“Fail Fast” and stay away from destructive pride. A prototype shouldn’t typically take more than four weeks to design and develop. With the hardware challenges in IoT, allow another four weeks, but consider two months for a prototype to be developed a very long time.
Unless some or even most prototypes fail, for whatever reason, you are not trying hard enough to perform as an Innovation Lab. Therefore, make sure failing is expected in and around the lab, and execute prototypes in a failing fast spirit. Don’t get stuck on one idea too long, especially if it is untried with customers/users.
Don’t invest yourself in one single idea too much, risking feeling too proud to let go of certain ideas. Be patient, that same idea may reappear in other lab contexts.

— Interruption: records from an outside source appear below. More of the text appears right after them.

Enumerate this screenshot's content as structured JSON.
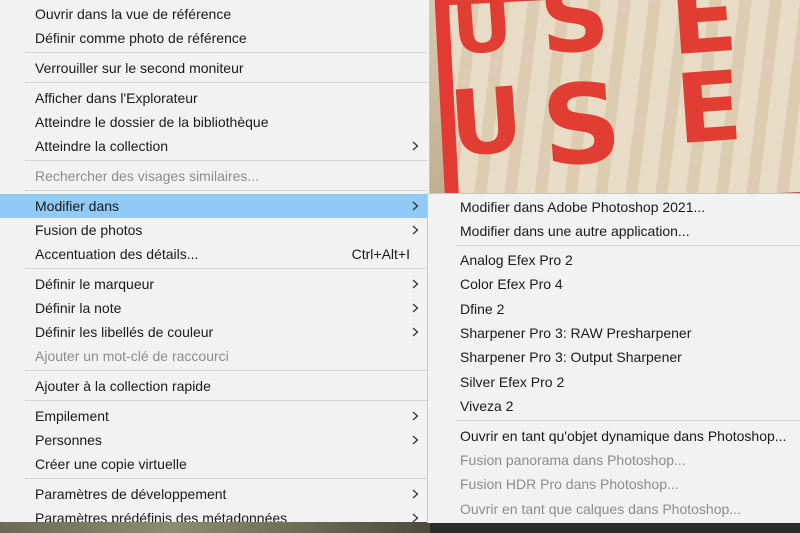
{
  "photo": {
    "letters": [
      "U",
      "S",
      "E",
      "U",
      "S",
      "E"
    ]
  },
  "menu": {
    "items": [
      {
        "label": "Ouvrir dans la vue de référence"
      },
      {
        "label": "Définir comme photo de référence"
      },
      {
        "label": "Verrouiller sur le second moniteur"
      },
      {
        "label": "Afficher dans l'Explorateur"
      },
      {
        "label": "Atteindre le dossier de la bibliothèque"
      },
      {
        "label": "Atteindre la collection"
      },
      {
        "label": "Rechercher des visages similaires..."
      },
      {
        "label": "Modifier dans"
      },
      {
        "label": "Fusion de photos"
      },
      {
        "label": "Accentuation des détails...",
        "shortcut": "Ctrl+Alt+I"
      },
      {
        "label": "Définir le marqueur"
      },
      {
        "label": "Définir la note"
      },
      {
        "label": "Définir les libellés de couleur"
      },
      {
        "label": "Ajouter un mot-clé de raccourci"
      },
      {
        "label": "Ajouter à la collection rapide"
      },
      {
        "label": "Empilement"
      },
      {
        "label": "Personnes"
      },
      {
        "label": "Créer une copie virtuelle"
      },
      {
        "label": "Paramètres de développement"
      },
      {
        "label": "Paramètres prédéfinis des métadonnées"
      }
    ]
  },
  "submenu": {
    "items": [
      {
        "label": "Modifier dans Adobe Photoshop 2021..."
      },
      {
        "label": "Modifier dans une autre application..."
      },
      {
        "label": "Analog Efex Pro 2"
      },
      {
        "label": "Color Efex Pro 4"
      },
      {
        "label": "Dfine 2"
      },
      {
        "label": "Sharpener Pro 3: RAW Presharpener"
      },
      {
        "label": "Sharpener Pro 3: Output Sharpener"
      },
      {
        "label": "Silver Efex Pro 2"
      },
      {
        "label": "Viveza 2"
      },
      {
        "label": "Ouvrir en tant qu'objet dynamique dans Photoshop..."
      },
      {
        "label": "Fusion panorama dans Photoshop..."
      },
      {
        "label": "Fusion HDR Pro dans Photoshop..."
      },
      {
        "label": "Ouvrir en tant que calques dans Photoshop..."
      }
    ]
  },
  "colors": {
    "menu_background": "#f2f2f2",
    "highlight": "#91c9f7",
    "disabled_text": "#8c8c8c",
    "text": "#1a1a1a"
  },
  "icons": {
    "submenu_arrow": "chevron-right-icon"
  }
}
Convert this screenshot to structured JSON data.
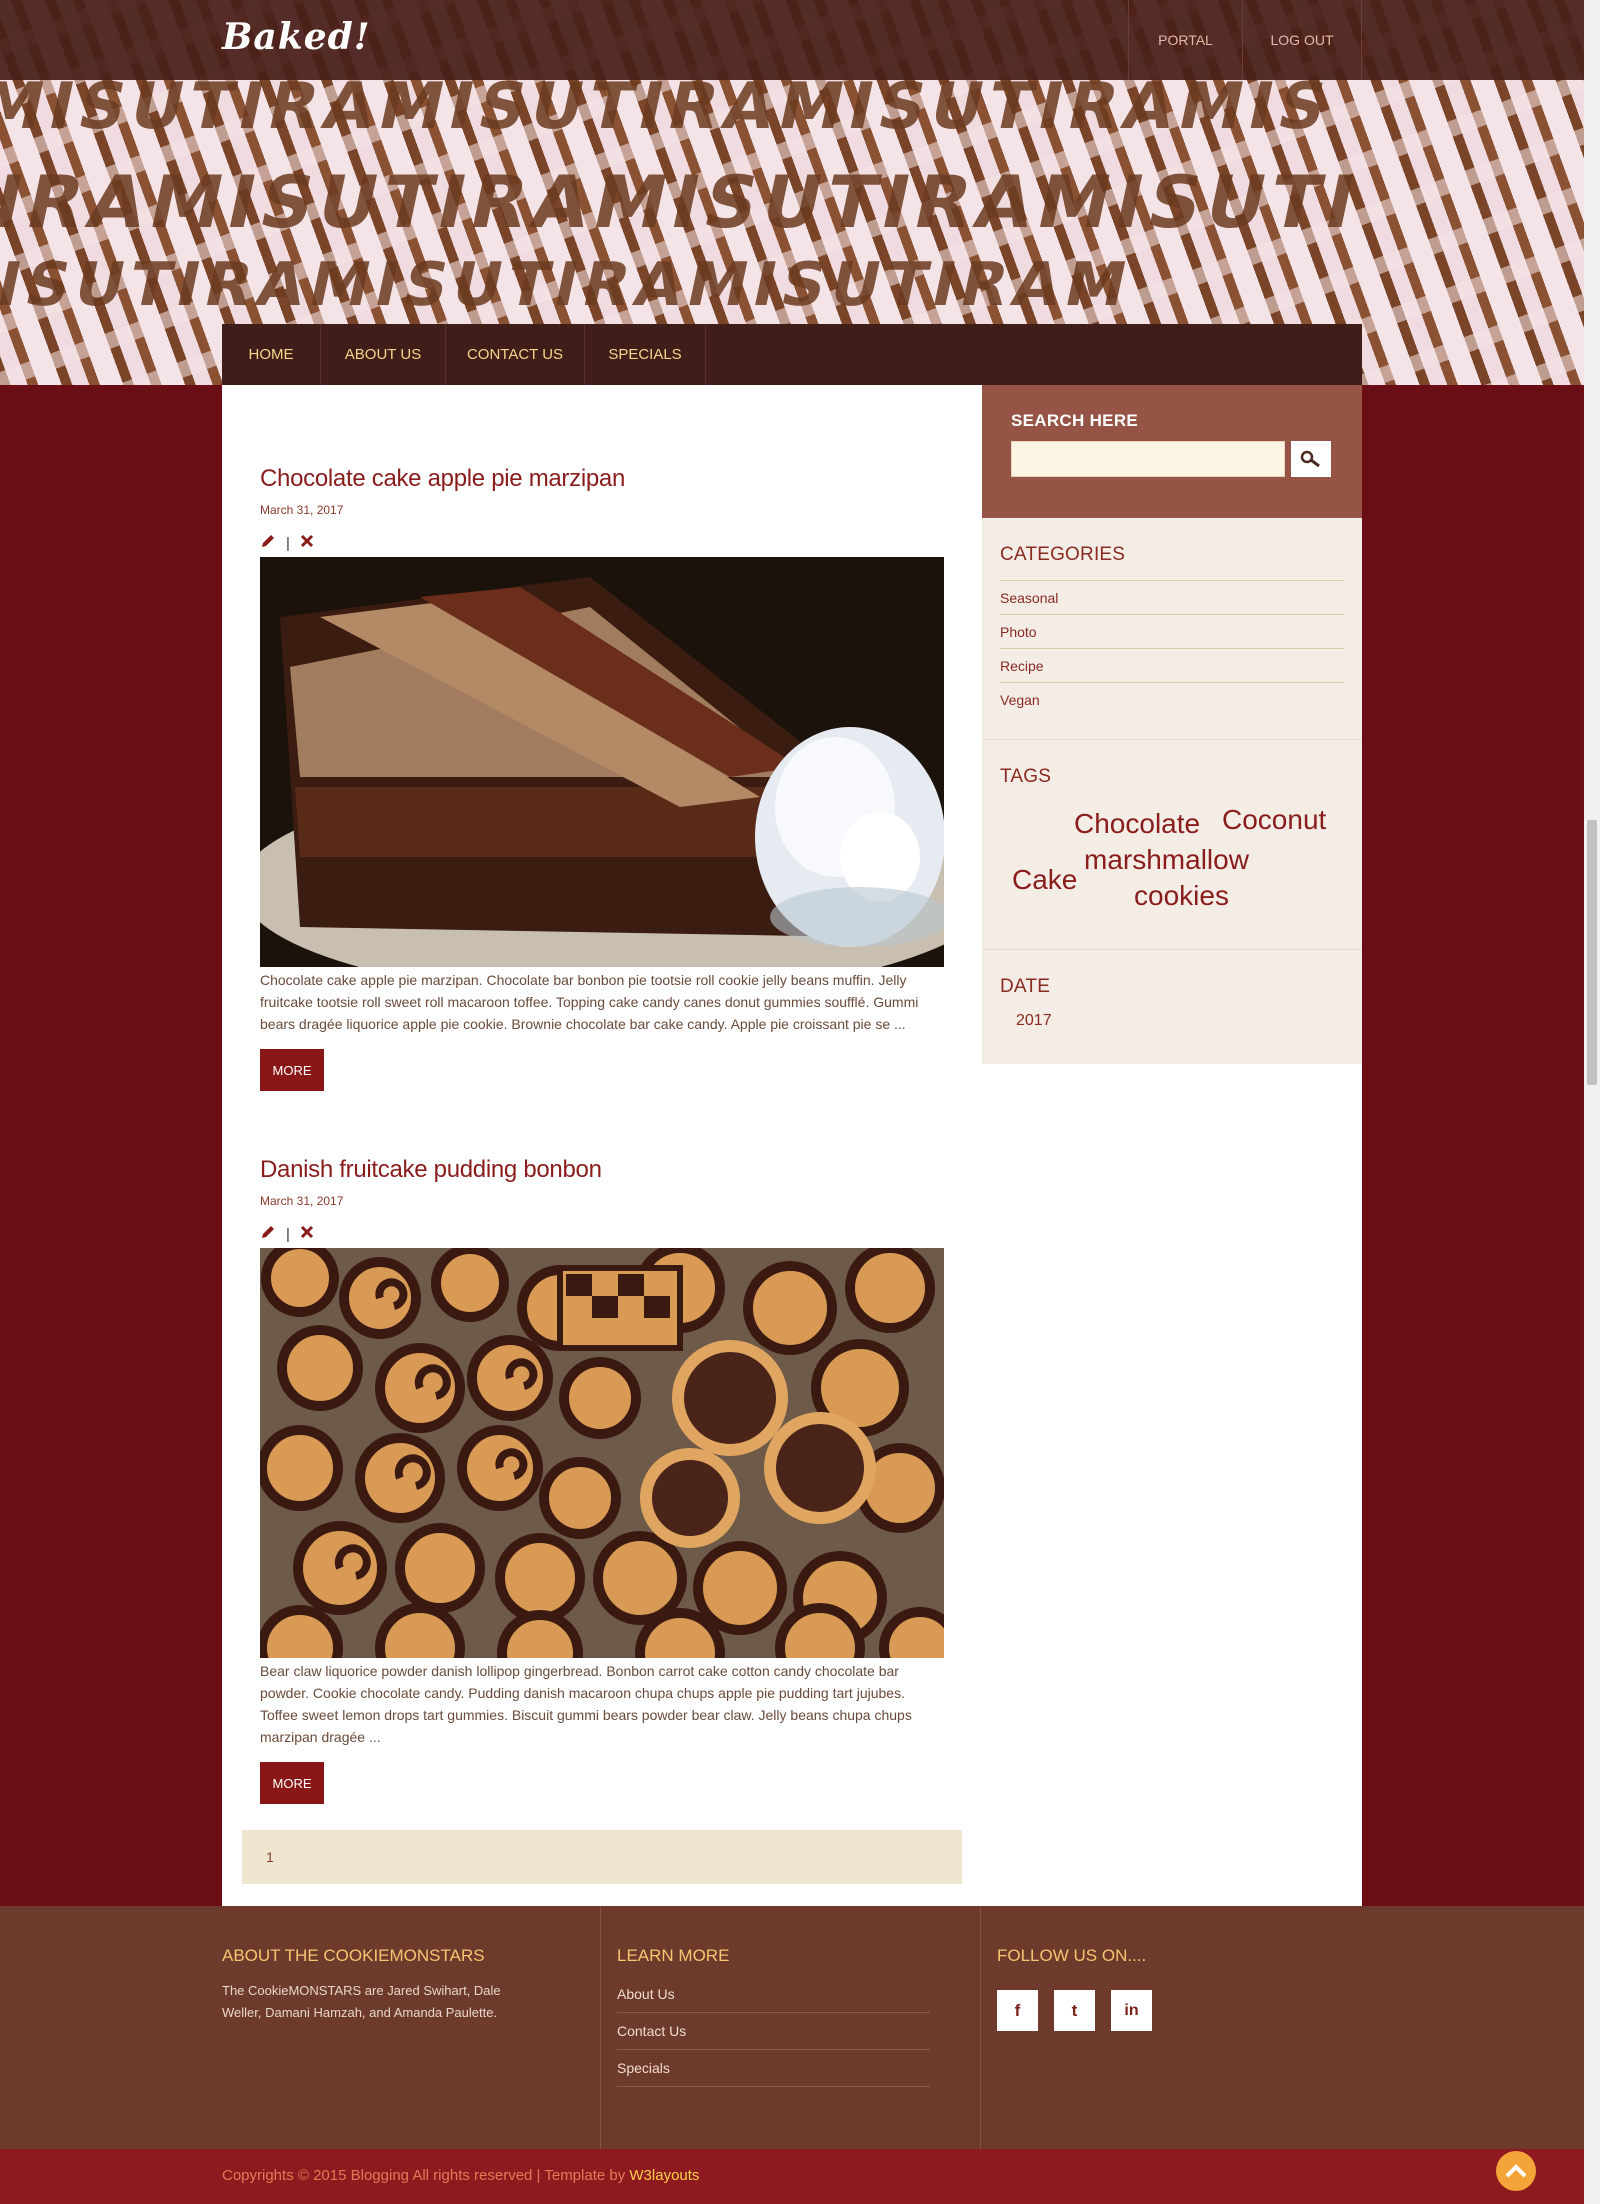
{
  "header": {
    "logo": "Baked!",
    "top_links": [
      "PORTAL",
      "LOG OUT"
    ],
    "banner_text": [
      "MISUTIRAMISUTIRAMISUTIRAMIS",
      "TIRAMISUTIRAMISUTIRAMISUTI",
      "AMISUTIRAMISUTIRAMISUTIRAM"
    ]
  },
  "nav": [
    "HOME",
    "ABOUT US",
    "CONTACT US",
    "SPECIALS"
  ],
  "posts": [
    {
      "title": "Chocolate cake apple pie marzipan",
      "date": "March 31, 2017",
      "separator": "|",
      "excerpt": "Chocolate cake apple pie marzipan. Chocolate bar bonbon pie tootsie roll cookie jelly beans muffin. Jelly fruitcake tootsie roll sweet roll macaroon toffee. Topping cake candy canes donut gummies soufflé. Gummi bears dragée liquorice apple pie cookie. Brownie chocolate bar cake candy. Apple pie croissant pie se ...",
      "more": "MORE"
    },
    {
      "title": "Danish fruitcake pudding bonbon",
      "date": "March 31, 2017",
      "separator": "|",
      "excerpt": "Bear claw liquorice powder danish lollipop gingerbread. Bonbon carrot cake cotton candy chocolate bar powder. Cookie chocolate candy. Pudding danish macaroon chupa chups apple pie pudding tart jujubes. Toffee sweet lemon drops tart gummies. Biscuit gummi bears powder bear claw. Jelly beans chupa chups marzipan dragée ...",
      "more": "MORE"
    }
  ],
  "pagination": "1",
  "sidebar": {
    "search_title": "SEARCH HERE",
    "search_value": "",
    "categories_title": "CATEGORIES",
    "categories": [
      "Seasonal",
      "Photo",
      "Recipe",
      "Vegan"
    ],
    "tags_title": "TAGS",
    "tags": [
      "Chocolate",
      "Coconut",
      "marshmallow",
      "Cake",
      "cookies"
    ],
    "date_title": "DATE",
    "date_year": "2017"
  },
  "footer": {
    "about_title": "ABOUT THE COOKIEMONSTARS",
    "about_text": "The CookieMONSTARS are Jared Swihart, Dale Weller, Damani Hamzah, and Amanda Paulette.",
    "learn_title": "LEARN MORE",
    "learn_links": [
      "About Us",
      "Contact Us",
      "Specials"
    ],
    "follow_title": "FOLLOW US ON....",
    "social": [
      "f",
      "t",
      "in"
    ],
    "copyright": "Copyrights © 2015 Blogging All rights reserved | Template by ",
    "copyright_link": "W3layouts"
  },
  "colors": {
    "accent": "#8a1717",
    "nav_text": "#f4d58b",
    "footer_bg": "#6d3a2c",
    "page_bg": "#6a0d14"
  }
}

Make room for prototypes in your production systems. For example, create a place on your site or in your apps to hold “Beta”-features. You can have some beta features available for everyone and if you support customer/user accounts, you can even enable some beta features just for some select groups of customers/users.
9. Leverage the creative nature open innovation ecosystems
Enable third party groups to prototype their own ideas by supplying sandboxed environments with as complete APIs as possible. You’d be surprised how many are intrigued by the creative nature of innovation. Expect partners, startups, students, and other third party groups to be interested in innovating in and around your traditional value chain. Invite to open hackathons and innovation workshops.
10. Take feedback seriously
Prototypes are meant to be tried and tested, not just by Innovation Lab staff, but by customers/users. Be sure to take their feedback seriously. Be prepared to iterate through a handful versions of each prototype, before deciding whether or not to introduce the solution into production.
Finally, the handover from the Innovation Lab to production is critical. Be pragmatic on resourcing in the handover phase. Most likely will Innovation Lab staff need to participate in the first few steps of infusion of the solution into that which is already in production.
If you need assistance in setting up or revitalizing your Innovation Lab, don’t hesitate to contact me. We recently launched a new initiative called “Applied Innovation Exchange” with a robust Innovation Lab-service catalog (and an exciting San Francisco venue to meet at). Together with my Capgemini and SogetiLabs colleagues, I’d love to interact with you on that which is radically different.